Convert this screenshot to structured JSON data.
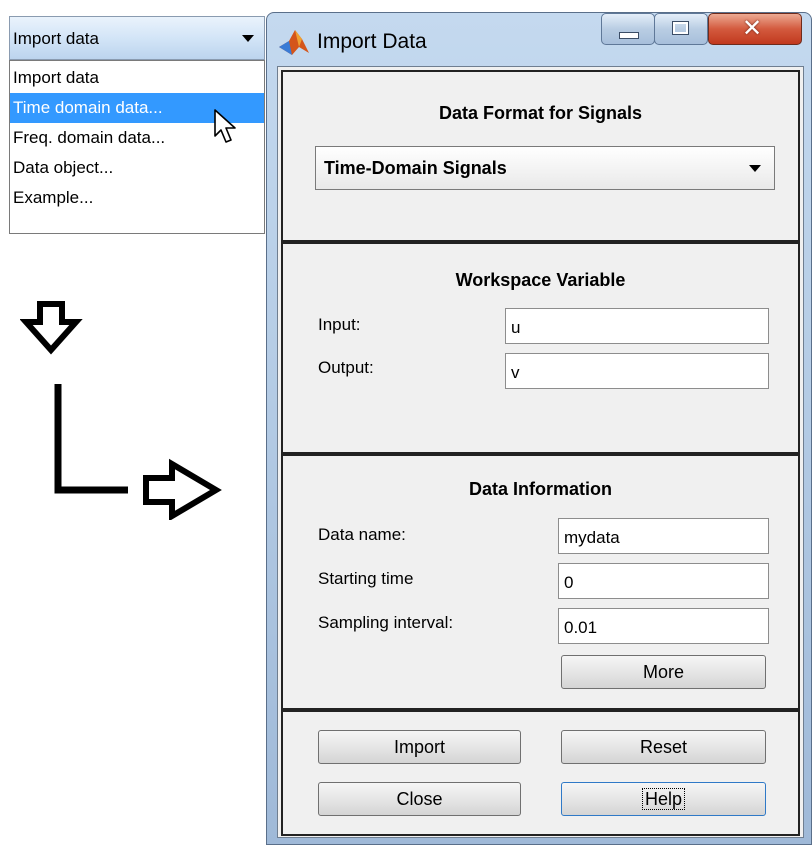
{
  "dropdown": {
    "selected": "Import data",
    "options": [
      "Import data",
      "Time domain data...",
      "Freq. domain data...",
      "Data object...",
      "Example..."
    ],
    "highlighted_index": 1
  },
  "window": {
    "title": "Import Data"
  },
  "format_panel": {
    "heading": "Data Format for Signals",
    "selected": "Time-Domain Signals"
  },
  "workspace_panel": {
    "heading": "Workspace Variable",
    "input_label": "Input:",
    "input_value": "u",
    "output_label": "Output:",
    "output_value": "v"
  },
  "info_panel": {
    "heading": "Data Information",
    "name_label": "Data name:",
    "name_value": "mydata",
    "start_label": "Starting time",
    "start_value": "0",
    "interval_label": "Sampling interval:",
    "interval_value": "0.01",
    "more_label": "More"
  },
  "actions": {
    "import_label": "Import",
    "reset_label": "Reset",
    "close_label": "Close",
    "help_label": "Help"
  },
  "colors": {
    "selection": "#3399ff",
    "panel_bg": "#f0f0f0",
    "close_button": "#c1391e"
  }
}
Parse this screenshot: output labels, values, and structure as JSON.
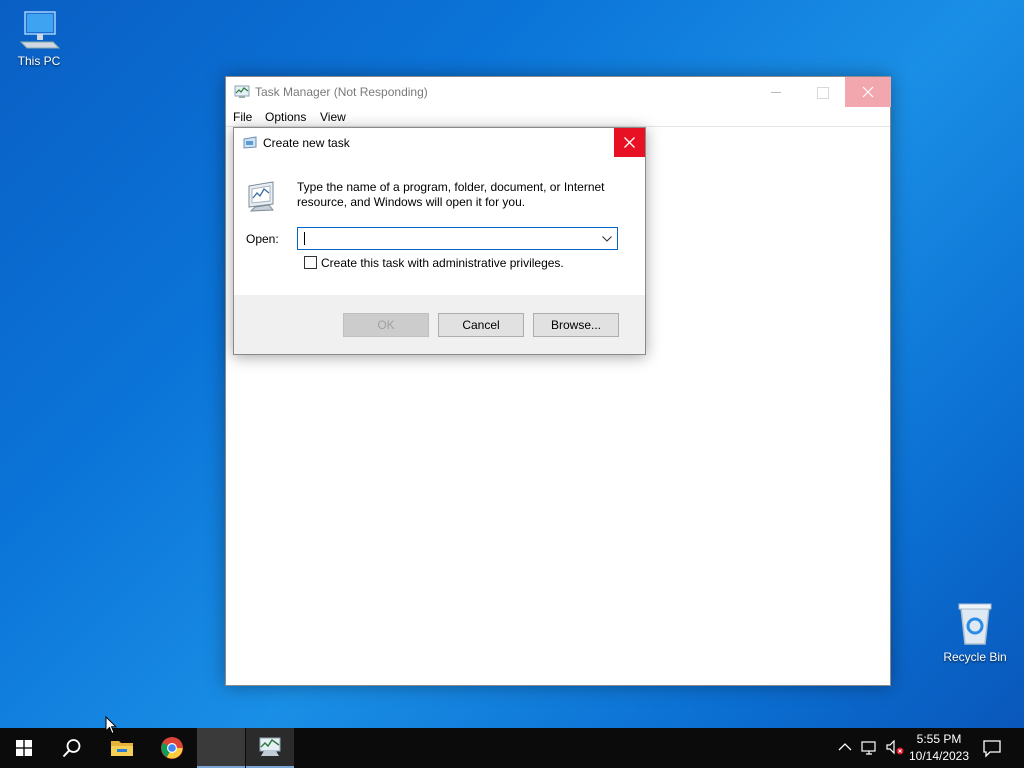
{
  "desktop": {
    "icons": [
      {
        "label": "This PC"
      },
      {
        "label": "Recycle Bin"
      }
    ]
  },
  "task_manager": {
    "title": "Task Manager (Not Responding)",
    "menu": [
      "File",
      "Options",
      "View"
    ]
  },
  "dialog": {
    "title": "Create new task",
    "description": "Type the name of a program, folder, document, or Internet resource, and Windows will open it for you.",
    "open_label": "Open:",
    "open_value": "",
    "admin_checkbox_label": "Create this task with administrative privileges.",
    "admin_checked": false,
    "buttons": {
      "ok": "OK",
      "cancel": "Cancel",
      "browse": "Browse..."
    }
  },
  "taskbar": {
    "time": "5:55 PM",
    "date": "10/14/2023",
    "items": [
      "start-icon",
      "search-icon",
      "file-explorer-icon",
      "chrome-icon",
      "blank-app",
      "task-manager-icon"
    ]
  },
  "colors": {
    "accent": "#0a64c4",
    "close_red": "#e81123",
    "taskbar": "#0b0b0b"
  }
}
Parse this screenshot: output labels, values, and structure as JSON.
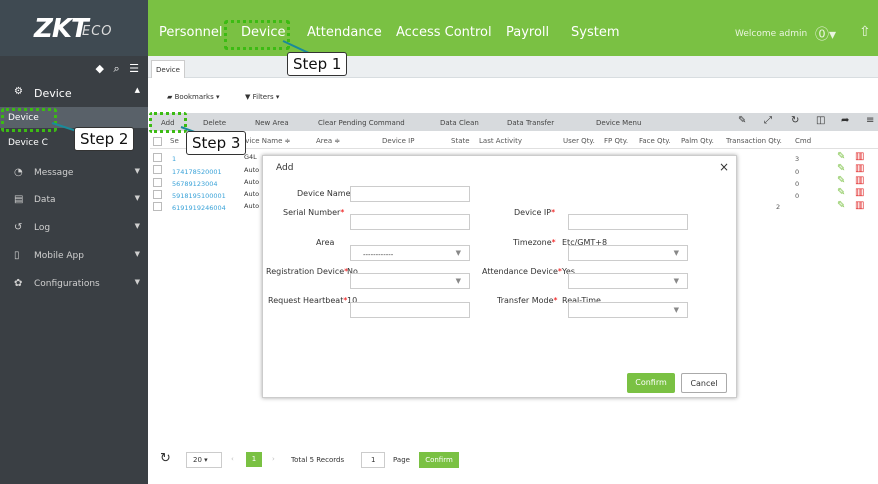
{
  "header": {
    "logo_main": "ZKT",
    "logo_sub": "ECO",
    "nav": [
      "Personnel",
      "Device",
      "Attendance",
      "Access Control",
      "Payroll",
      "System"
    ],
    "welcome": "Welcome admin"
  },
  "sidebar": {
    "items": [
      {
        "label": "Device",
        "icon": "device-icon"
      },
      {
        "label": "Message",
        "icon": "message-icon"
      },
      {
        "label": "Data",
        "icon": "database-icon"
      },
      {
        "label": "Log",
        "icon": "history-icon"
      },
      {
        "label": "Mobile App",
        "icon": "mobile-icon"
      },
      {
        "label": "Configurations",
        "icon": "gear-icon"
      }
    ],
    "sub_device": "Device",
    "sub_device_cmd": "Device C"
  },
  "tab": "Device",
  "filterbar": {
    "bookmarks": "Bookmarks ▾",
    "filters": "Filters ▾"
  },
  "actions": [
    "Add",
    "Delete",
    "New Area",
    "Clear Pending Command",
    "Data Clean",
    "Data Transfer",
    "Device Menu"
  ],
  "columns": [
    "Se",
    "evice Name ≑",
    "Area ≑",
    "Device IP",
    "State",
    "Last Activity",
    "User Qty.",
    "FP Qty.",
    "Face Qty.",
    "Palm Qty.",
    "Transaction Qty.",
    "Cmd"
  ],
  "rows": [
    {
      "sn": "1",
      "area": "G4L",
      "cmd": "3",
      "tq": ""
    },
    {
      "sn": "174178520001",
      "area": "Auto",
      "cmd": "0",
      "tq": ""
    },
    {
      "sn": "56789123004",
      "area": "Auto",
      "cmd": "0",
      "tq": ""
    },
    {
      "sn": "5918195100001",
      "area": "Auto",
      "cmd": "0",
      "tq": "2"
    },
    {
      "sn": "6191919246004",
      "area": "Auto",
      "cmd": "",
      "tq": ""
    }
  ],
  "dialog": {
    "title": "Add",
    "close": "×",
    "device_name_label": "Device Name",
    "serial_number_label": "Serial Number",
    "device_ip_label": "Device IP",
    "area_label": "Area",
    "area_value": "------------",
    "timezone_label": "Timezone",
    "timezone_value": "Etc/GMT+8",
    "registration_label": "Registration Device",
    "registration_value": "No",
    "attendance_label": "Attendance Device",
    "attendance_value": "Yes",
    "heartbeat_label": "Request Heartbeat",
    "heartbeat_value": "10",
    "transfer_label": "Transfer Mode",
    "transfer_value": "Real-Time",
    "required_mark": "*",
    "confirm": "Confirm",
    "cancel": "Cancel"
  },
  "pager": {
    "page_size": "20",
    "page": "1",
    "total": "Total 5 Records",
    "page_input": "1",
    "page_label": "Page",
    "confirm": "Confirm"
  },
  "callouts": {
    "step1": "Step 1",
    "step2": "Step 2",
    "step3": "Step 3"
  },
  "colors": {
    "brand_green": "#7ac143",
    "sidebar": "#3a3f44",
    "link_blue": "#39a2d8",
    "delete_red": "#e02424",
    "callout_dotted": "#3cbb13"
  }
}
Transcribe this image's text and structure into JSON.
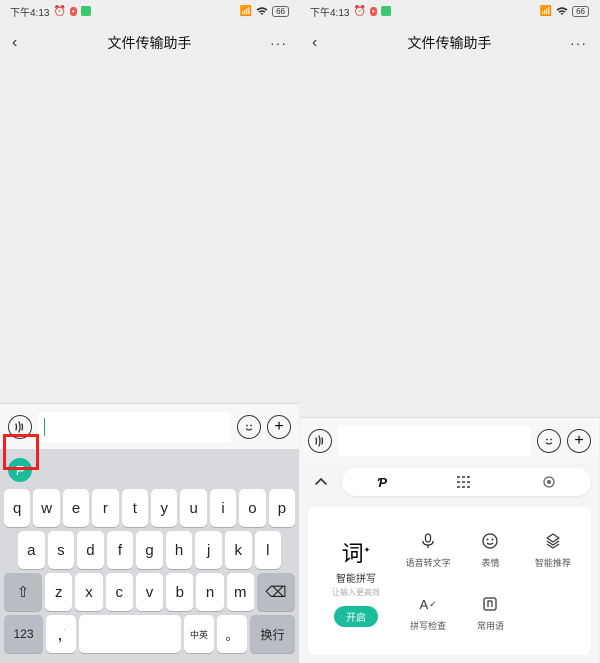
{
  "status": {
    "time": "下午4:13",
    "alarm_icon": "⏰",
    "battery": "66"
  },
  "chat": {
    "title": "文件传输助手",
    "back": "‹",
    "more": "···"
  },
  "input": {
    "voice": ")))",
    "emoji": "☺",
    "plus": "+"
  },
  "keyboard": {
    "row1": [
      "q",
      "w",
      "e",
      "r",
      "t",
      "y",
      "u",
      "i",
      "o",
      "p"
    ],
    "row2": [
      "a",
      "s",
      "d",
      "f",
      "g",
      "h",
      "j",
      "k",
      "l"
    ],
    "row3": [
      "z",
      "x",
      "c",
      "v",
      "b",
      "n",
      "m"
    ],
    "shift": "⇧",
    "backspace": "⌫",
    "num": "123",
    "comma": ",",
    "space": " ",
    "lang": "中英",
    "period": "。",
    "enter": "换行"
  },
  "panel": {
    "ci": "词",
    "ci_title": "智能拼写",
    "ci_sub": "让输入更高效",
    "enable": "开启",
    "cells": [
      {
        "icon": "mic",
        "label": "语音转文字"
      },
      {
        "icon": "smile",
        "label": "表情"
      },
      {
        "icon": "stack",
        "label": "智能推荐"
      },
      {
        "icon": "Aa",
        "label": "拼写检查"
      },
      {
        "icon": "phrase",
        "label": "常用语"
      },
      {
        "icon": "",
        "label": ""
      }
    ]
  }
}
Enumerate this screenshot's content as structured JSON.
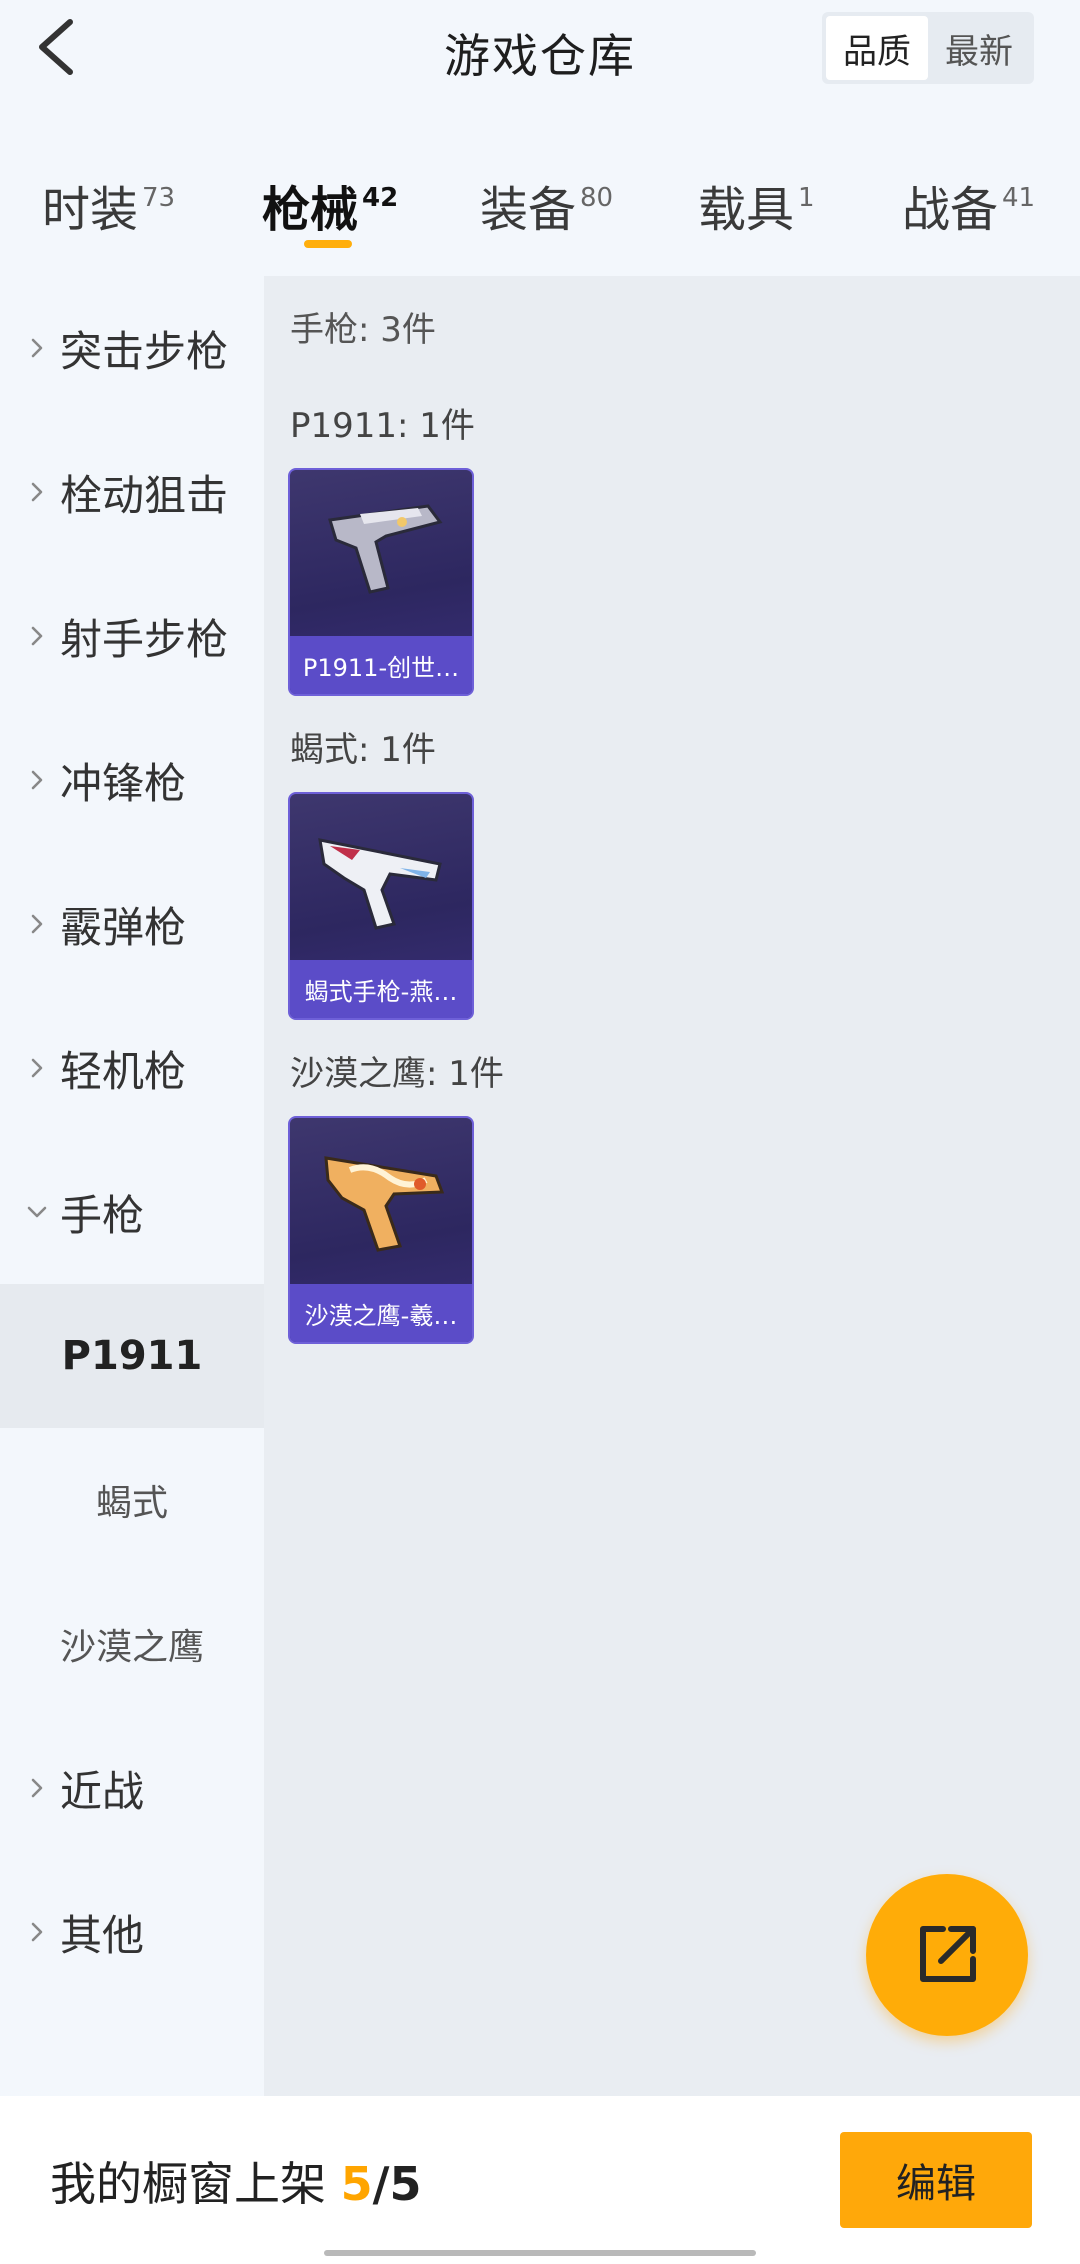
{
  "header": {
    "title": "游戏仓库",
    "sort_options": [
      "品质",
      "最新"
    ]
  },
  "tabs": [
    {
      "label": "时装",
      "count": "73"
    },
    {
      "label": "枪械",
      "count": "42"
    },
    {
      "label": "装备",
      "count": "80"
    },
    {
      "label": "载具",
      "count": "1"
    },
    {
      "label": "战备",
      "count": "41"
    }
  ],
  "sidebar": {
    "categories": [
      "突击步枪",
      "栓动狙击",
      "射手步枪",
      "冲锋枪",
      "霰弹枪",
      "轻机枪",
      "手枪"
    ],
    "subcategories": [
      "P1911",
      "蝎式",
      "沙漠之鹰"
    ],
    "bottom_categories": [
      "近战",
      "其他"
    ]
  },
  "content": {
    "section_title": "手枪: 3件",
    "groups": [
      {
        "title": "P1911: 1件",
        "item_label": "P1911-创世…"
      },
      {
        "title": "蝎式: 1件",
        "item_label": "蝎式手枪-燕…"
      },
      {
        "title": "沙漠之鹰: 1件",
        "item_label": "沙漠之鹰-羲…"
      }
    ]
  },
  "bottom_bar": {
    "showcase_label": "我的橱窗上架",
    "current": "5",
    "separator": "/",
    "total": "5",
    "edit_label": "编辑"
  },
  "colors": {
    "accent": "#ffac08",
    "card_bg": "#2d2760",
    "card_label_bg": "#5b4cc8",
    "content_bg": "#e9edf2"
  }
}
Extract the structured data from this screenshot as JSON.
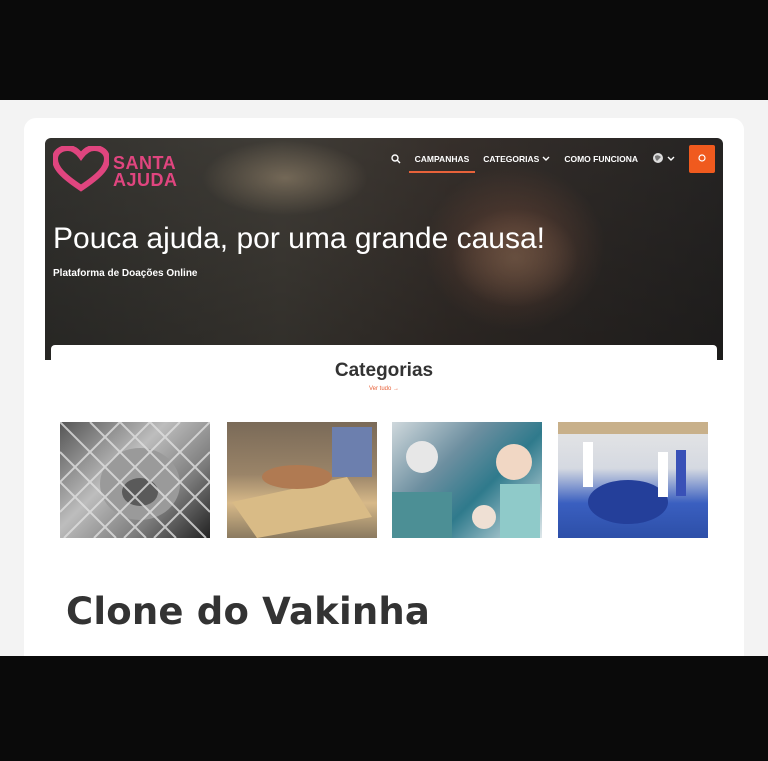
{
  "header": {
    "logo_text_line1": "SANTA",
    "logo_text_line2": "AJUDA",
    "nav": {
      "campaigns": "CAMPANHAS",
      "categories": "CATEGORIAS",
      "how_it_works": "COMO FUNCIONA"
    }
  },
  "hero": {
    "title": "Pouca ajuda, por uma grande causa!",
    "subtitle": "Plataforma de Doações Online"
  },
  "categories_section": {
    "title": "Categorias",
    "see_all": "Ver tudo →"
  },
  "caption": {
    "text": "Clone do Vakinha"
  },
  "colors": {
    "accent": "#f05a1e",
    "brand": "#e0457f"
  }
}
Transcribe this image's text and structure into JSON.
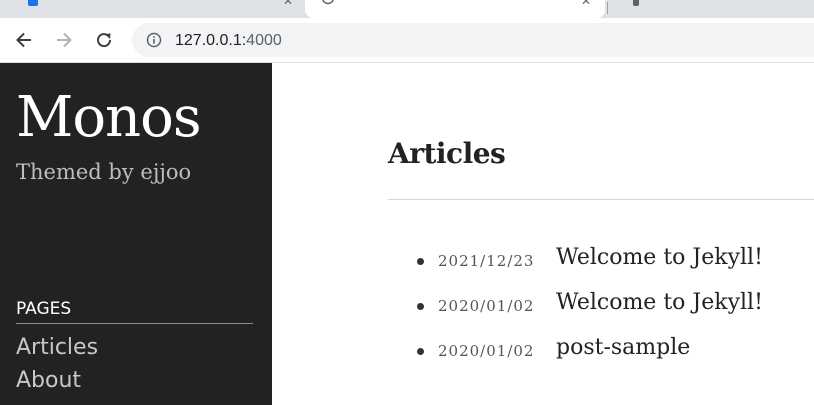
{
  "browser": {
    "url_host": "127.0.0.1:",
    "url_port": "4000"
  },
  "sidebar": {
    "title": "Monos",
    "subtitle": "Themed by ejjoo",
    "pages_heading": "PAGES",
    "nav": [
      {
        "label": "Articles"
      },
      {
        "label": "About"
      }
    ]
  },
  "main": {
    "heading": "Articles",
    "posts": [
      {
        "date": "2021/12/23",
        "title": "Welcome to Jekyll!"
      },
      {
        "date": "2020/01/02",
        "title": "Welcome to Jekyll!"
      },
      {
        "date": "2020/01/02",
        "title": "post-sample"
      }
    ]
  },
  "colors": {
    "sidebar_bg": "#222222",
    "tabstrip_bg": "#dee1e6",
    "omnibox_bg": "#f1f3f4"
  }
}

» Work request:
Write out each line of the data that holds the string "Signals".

» Written reply:
    "heading": "Data Format for Signals",
    "selected": "Time-Domain Signals"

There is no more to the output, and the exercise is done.